[App and web page records]
== Segment start ==
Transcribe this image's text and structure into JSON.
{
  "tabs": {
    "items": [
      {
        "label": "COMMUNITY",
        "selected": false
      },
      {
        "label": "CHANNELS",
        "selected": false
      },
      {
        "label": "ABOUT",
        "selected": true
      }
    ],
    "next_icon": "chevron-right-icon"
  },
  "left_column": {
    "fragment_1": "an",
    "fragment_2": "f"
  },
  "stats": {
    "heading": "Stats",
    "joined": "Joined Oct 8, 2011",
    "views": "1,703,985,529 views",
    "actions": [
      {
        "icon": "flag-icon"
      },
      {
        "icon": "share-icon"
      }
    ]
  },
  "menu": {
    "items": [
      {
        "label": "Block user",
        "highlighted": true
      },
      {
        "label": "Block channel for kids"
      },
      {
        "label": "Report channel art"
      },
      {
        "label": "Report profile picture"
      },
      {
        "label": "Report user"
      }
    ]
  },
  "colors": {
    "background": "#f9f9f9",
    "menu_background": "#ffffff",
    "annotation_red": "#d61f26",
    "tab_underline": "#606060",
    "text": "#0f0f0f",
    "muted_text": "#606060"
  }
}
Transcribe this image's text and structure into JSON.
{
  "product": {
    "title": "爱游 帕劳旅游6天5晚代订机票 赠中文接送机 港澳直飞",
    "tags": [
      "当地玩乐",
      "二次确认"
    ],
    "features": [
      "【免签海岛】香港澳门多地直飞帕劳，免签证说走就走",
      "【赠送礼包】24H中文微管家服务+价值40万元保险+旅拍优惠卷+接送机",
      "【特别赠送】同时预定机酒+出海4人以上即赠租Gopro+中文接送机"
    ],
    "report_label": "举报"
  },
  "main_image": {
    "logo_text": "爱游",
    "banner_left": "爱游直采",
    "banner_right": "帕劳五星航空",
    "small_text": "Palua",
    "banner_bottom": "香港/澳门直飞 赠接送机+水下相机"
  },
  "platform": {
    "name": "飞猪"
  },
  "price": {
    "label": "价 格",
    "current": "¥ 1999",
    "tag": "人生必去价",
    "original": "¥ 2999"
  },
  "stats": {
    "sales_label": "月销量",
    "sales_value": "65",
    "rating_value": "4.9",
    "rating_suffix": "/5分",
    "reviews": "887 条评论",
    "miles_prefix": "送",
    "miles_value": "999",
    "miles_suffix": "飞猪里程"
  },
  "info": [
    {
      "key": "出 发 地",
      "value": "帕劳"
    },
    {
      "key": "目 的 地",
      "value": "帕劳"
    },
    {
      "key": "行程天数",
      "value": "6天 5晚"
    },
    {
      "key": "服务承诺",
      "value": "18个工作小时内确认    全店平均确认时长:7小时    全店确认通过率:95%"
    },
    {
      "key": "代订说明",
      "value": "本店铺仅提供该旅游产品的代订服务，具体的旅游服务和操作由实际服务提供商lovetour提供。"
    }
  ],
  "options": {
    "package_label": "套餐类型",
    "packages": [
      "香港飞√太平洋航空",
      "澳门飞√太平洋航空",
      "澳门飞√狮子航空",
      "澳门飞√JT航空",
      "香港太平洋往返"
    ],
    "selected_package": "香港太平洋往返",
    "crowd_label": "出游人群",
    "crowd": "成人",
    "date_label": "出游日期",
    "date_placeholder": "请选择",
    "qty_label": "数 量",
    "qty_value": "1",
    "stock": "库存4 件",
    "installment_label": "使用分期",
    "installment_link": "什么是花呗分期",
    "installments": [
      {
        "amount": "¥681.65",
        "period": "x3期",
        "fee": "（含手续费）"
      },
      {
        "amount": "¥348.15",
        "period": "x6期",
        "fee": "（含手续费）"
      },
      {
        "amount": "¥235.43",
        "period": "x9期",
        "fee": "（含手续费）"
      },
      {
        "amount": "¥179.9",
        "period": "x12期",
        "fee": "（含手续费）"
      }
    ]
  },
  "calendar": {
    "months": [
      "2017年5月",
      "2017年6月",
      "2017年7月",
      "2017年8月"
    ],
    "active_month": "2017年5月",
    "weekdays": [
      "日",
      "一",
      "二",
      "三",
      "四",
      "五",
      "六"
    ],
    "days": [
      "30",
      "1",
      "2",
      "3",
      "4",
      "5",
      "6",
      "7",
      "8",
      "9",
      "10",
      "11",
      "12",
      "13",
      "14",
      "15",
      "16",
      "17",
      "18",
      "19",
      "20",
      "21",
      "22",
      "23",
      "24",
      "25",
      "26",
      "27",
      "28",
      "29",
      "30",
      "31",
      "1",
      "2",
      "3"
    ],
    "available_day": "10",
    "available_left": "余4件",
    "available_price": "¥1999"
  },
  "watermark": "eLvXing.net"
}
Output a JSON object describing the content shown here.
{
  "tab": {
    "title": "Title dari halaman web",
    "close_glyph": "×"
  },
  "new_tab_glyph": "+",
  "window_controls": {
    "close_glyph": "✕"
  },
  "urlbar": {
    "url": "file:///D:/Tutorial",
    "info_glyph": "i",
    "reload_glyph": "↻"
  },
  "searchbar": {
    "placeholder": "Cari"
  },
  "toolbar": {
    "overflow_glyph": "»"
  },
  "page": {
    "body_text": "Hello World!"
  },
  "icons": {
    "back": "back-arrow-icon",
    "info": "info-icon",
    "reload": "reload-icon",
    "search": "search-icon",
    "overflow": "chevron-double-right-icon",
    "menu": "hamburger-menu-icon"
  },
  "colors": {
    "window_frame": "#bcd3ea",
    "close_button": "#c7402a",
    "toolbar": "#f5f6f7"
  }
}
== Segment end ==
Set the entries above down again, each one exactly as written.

Transcribe this image's text and structure into JSON.
{
  "tabs": {
    "items": [
      {
        "label": "COMMUNITY",
        "selected": false
      },
      {
        "label": "CHANNELS",
        "selected": false
      },
      {
        "label": "ABOUT",
        "selected": true
      }
    ],
    "next_icon": "chevron-right-icon"
  },
  "left_column": {
    "fragment_1": "an",
    "fragment_2": "f"
  },
  "stats": {
    "heading": "Stats",
    "joined": "Joined Oct 8, 2011",
    "views": "1,703,985,529 views",
    "actions": [
      {
        "icon": "flag-icon"
      },
      {
        "icon": "share-icon"
      }
    ]
  },
  "menu": {
    "items": [
      {
        "label": "Block user",
        "highlighted": true
      },
      {
        "label": "Block channel for kids"
      },
      {
        "label": "Report channel art"
      },
      {
        "label": "Report profile picture"
      },
      {
        "label": "Report user"
      }
    ]
  },
  "colors": {
    "background": "#f9f9f9",
    "menu_background": "#ffffff",
    "annotation_red": "#d61f26",
    "tab_underline": "#606060",
    "text": "#0f0f0f",
    "muted_text": "#606060"
  }
}
Transcribe this image's text and structure into JSON.
{
  "product": {
    "title": "爱游 帕劳旅游6天5晚代订机票 赠中文接送机 港澳直飞",
    "tags": [
      "当地玩乐",
      "二次确认"
    ],
    "features": [
      "【免签海岛】香港澳门多地直飞帕劳，免签证说走就走",
      "【赠送礼包】24H中文微管家服务+价值40万元保险+旅拍优惠卷+接送机",
      "【特别赠送】同时预定机酒+出海4人以上即赠租Gopro+中文接送机"
    ],
    "report_label": "举报"
  },
  "main_image": {
    "logo_text": "爱游",
    "banner_left": "爱游直采",
    "banner_right": "帕劳五星航空",
    "small_text": "Palua",
    "banner_bottom": "香港/澳门直飞 赠接送机+水下相机"
  },
  "platform": {
    "name": "飞猪"
  },
  "price": {
    "label": "价 格",
    "current": "¥ 1999",
    "tag": "人生必去价",
    "original": "¥ 2999"
  },
  "stats": {
    "sales_label": "月销量",
    "sales_value": "65",
    "rating_value": "4.9",
    "rating_suffix": "/5分",
    "reviews": "887 条评论",
    "miles_prefix": "送",
    "miles_value": "999",
    "miles_suffix": "飞猪里程"
  },
  "info": [
    {
      "key": "出 发 地",
      "value": "帕劳"
    },
    {
      "key": "目 的 地",
      "value": "帕劳"
    },
    {
      "key": "行程天数",
      "value": "6天 5晚"
    },
    {
      "key": "服务承诺",
      "value": "18个工作小时内确认    全店平均确认时长:7小时    全店确认通过率:95%"
    },
    {
      "key": "代订说明",
      "value": "本店铺仅提供该旅游产品的代订服务，具体的旅游服务和操作由实际服务提供商lovetour提供。"
    }
  ],
  "options": {
    "package_label": "套餐类型",
    "packages": [
      "香港飞√太平洋航空",
      "澳门飞√太平洋航空",
      "澳门飞√狮子航空",
      "澳门飞√JT航空",
      "香港太平洋往返"
    ],
    "selected_package": "香港太平洋往返",
    "crowd_label": "出游人群",
    "crowd": "成人",
    "date_label": "出游日期",
    "date_placeholder": "请选择",
    "qty_label": "数 量",
    "qty_value": "1",
    "stock": "库存4 件",
    "installment_label": "使用分期",
    "installment_link": "什么是花呗分期",
    "installments": [
      {
        "amount": "¥681.65",
        "period": "x3期",
        "fee": "（含手续费）"
      },
      {
        "amount": "¥348.15",
        "period": "x6期",
        "fee": "（含手续费）"
      },
      {
        "amount": "¥235.43",
        "period": "x9期",
        "fee": "（含手续费）"
      },
      {
        "amount": "¥179.9",
        "period": "x12期",
        "fee": "（含手续费）"
      }
    ]
  },
  "calendar": {
    "months": [
      "2017年5月",
      "2017年6月",
      "2017年7月",
      "2017年8月"
    ],
    "active_month": "2017年5月",
    "weekdays": [
      "日",
      "一",
      "二",
      "三",
      "四",
      "五",
      "六"
    ],
    "days": [
      "30",
      "1",
      "2",
      "3",
      "4",
      "5",
      "6",
      "7",
      "8",
      "9",
      "10",
      "11",
      "12",
      "13",
      "14",
      "15",
      "16",
      "17",
      "18",
      "19",
      "20",
      "21",
      "22",
      "23",
      "24",
      "25",
      "26",
      "27",
      "28",
      "29",
      "30",
      "31",
      "1",
      "2",
      "3"
    ],
    "available_day": "10",
    "available_left": "余4件",
    "available_price": "¥1999"
  },
  "watermark": "eLvXing.net"
}
Output a JSON object describing the content shown here.
{
  "tab": {
    "title": "Title dari halaman web",
    "close_glyph": "×"
  },
  "new_tab_glyph": "+",
  "window_controls": {
    "close_glyph": "✕"
  },
  "urlbar": {
    "url": "file:///D:/Tutorial",
    "info_glyph": "i",
    "reload_glyph": "↻"
  },
  "searchbar": {
    "placeholder": "Cari"
  },
  "toolbar": {
    "overflow_glyph": "»"
  },
  "page": {
    "body_text": "Hello World!"
  },
  "icons": {
    "back": "back-arrow-icon",
    "info": "info-icon",
    "reload": "reload-icon",
    "search": "search-icon",
    "overflow": "chevron-double-right-icon",
    "menu": "hamburger-menu-icon"
  },
  "colors": {
    "window_frame": "#bcd3ea",
    "close_button": "#c7402a",
    "toolbar": "#f5f6f7"
  }
}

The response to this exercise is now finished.